WHAT IS NEEDED → Every entry below should be written out again exactly.

"""

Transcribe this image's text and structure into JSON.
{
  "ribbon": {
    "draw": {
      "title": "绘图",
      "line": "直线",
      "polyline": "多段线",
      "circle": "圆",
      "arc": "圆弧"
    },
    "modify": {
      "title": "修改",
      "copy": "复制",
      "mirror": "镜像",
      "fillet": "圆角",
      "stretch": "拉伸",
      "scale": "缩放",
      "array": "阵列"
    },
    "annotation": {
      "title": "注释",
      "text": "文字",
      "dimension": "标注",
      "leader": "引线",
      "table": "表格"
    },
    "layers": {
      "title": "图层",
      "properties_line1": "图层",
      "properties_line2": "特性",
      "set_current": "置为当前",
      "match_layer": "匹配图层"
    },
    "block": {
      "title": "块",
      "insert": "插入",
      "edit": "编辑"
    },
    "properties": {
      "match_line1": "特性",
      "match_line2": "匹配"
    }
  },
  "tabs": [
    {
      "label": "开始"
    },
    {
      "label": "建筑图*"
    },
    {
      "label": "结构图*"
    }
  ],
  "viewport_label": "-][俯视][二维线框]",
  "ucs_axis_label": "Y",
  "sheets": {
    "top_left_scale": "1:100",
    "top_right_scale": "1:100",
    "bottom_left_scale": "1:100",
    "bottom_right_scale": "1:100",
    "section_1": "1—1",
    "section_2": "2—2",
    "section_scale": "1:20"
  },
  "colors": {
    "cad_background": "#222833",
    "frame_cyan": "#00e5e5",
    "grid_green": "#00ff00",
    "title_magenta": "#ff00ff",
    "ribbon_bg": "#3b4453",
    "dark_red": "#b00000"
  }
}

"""

ANSWER BELOW →
Transcribe this image's text and structure into JSON.
{
  "ribbon": {
    "draw": {
      "title": "绘图",
      "line": "直线",
      "polyline": "多段线",
      "circle": "圆",
      "arc": "圆弧"
    },
    "modify": {
      "title": "修改",
      "copy": "复制",
      "mirror": "镜像",
      "fillet": "圆角",
      "stretch": "拉伸",
      "scale": "缩放",
      "array": "阵列"
    },
    "annotation": {
      "title": "注释",
      "text": "文字",
      "dimension": "标注",
      "leader": "引线",
      "table": "表格"
    },
    "layers": {
      "title": "图层",
      "properties_line1": "图层",
      "properties_line2": "特性",
      "set_current": "置为当前",
      "match_layer": "匹配图层"
    },
    "block": {
      "title": "块",
      "insert": "插入",
      "edit": "编辑"
    },
    "properties": {
      "match_line1": "特性",
      "match_line2": "匹配"
    }
  },
  "tabs": [
    {
      "label": "开始"
    },
    {
      "label": "建筑图*"
    },
    {
      "label": "结构图*"
    }
  ],
  "viewport_label": "-][俯视][二维线框]",
  "ucs_axis_label": "Y",
  "sheets": {
    "top_left_scale": "1:100",
    "top_right_scale": "1:100",
    "bottom_left_scale": "1:100",
    "bottom_right_scale": "1:100",
    "section_1": "1—1",
    "section_2": "2—2",
    "section_scale": "1:20"
  },
  "colors": {
    "cad_background": "#222833",
    "frame_cyan": "#00e5e5",
    "grid_green": "#00ff00",
    "title_magenta": "#ff00ff",
    "ribbon_bg": "#3b4453",
    "dark_red": "#b00000"
  }
}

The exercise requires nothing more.